## About this exercise
Within the records, determine how many lines contain the word "JSON". Your reply must consist of that number only.

## Entries shown

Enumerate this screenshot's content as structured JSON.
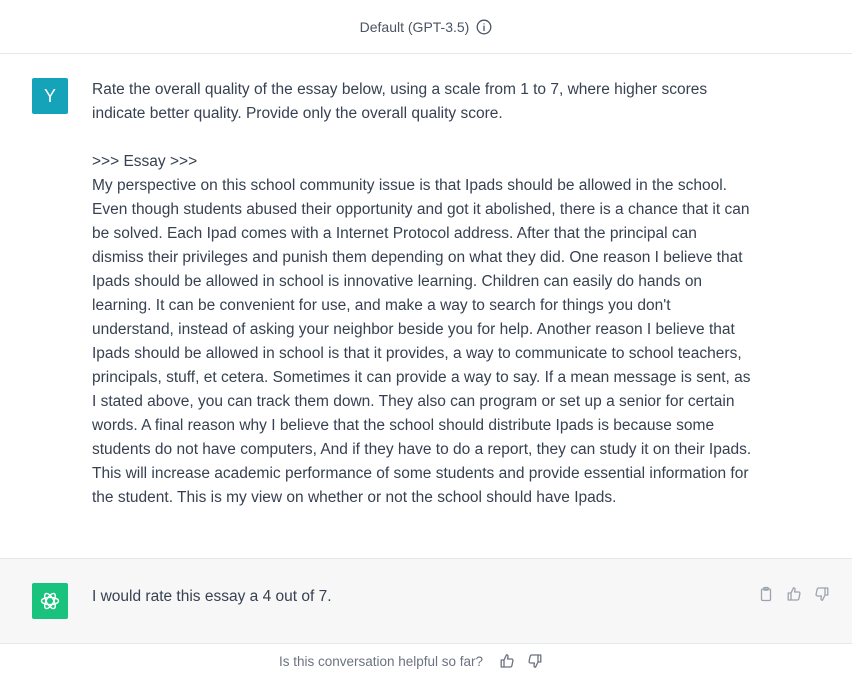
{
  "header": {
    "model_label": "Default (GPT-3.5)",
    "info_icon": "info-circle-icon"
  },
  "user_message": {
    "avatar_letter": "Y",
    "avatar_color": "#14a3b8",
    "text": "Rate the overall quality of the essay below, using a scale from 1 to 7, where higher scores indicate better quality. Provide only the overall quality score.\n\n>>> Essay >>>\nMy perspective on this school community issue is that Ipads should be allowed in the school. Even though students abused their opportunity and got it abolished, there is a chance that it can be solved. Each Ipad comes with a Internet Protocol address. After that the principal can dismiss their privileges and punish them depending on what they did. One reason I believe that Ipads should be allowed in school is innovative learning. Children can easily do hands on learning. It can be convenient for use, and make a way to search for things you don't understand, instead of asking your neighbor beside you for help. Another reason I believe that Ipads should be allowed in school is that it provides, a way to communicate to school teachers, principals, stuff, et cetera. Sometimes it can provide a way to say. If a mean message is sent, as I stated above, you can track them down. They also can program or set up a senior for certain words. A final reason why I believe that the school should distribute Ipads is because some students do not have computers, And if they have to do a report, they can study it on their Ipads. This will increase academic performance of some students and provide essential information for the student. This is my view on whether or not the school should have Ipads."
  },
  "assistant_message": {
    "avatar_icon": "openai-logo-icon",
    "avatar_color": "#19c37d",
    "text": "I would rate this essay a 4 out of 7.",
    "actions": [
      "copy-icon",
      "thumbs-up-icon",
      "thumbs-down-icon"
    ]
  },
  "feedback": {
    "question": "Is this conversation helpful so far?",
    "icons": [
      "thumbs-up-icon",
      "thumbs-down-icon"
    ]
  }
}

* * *

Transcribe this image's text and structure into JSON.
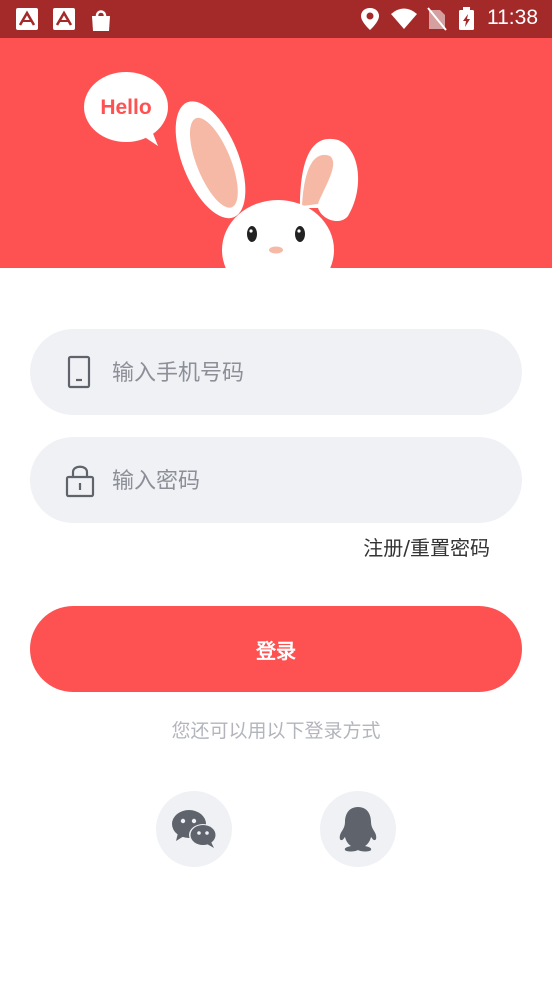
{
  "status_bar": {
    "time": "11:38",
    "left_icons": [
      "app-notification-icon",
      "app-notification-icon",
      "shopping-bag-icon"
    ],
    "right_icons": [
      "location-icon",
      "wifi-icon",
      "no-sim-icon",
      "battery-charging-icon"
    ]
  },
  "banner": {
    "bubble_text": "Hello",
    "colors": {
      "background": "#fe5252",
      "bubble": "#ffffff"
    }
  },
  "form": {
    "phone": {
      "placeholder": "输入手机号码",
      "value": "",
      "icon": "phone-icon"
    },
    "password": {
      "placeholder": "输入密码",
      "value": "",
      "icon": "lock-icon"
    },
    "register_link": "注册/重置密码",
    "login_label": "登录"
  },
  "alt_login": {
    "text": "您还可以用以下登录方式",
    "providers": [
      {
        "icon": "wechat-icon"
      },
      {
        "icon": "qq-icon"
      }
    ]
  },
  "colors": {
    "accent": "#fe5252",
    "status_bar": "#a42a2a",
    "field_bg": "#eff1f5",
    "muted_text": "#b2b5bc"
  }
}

## Response for this exercise
2